Between 1892 and 1954, more than 12 million immigrants entered the United States through Ellis Island.
But in the 1940s, Ellis Island served another purpose—it was the location of an internment camp that held about 8,000 German, Italian, and Japanese U.S. citizens, naturalized citizens, and resident foreigners.
[“Alien enemies” having Christmas dinner in the Great Hall in 1943]
“In the fall of 1941, even before the attack on Pearl Harbor, the Justice Department had begun planning to round up foreigners,” states a 2003 New York Times article.
“Letters show that the Attorney General’s office expected to arrest 600 people from New York and 200 from New Jersey per month and hold them on Ellis Island. On Dec. 8, 1941, the day after the attack, the roundup began. Internees were housed in the baggage and dormitory building behind the Great Hall.”
The war ended in 1945, and the camp was closed later that year.

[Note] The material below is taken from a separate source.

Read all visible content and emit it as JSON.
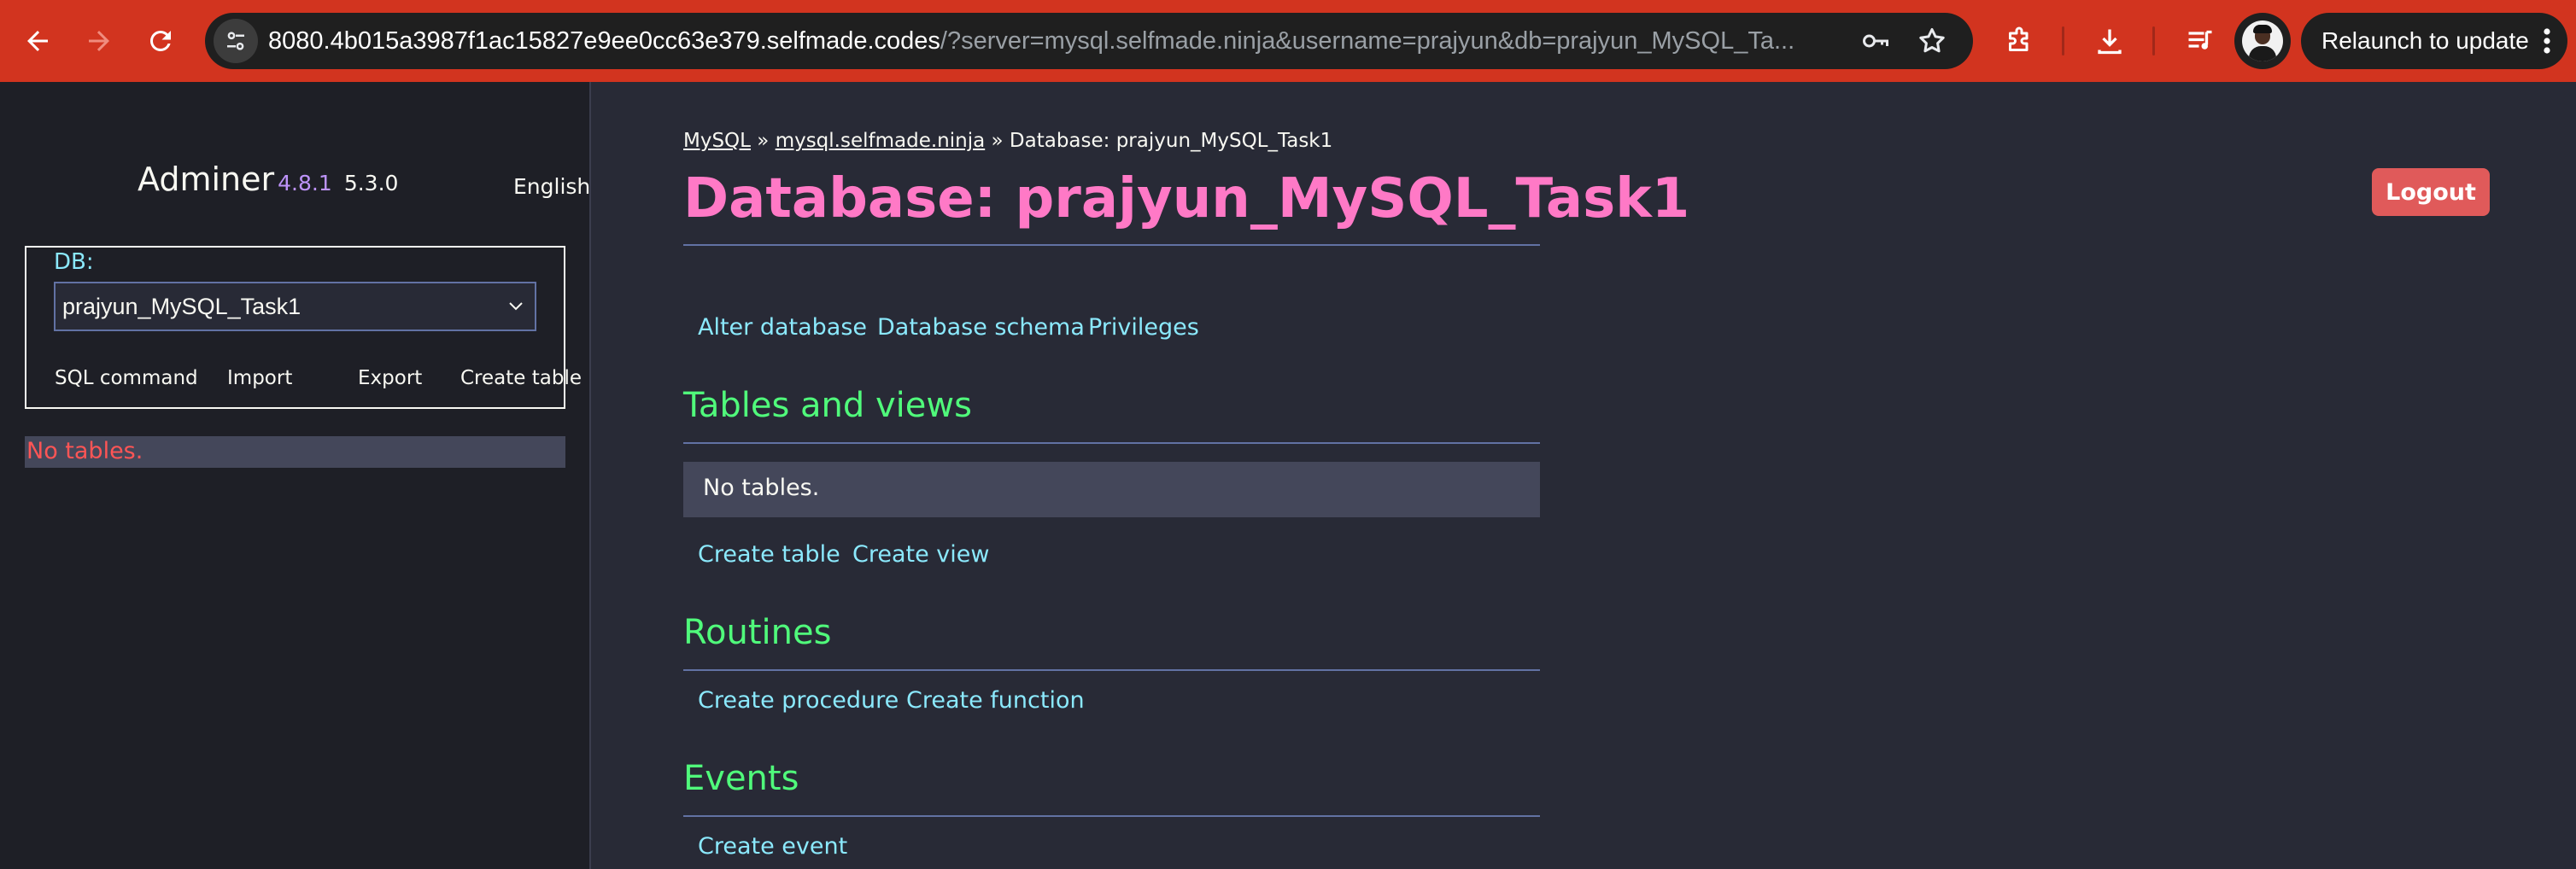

Tags: Alien Enemies World War II, Ellis Island Great Hall, Ellis Island history, internment camp Ellis Island, internment camps in New York, New York City in World War II, U.S. internment camps World War II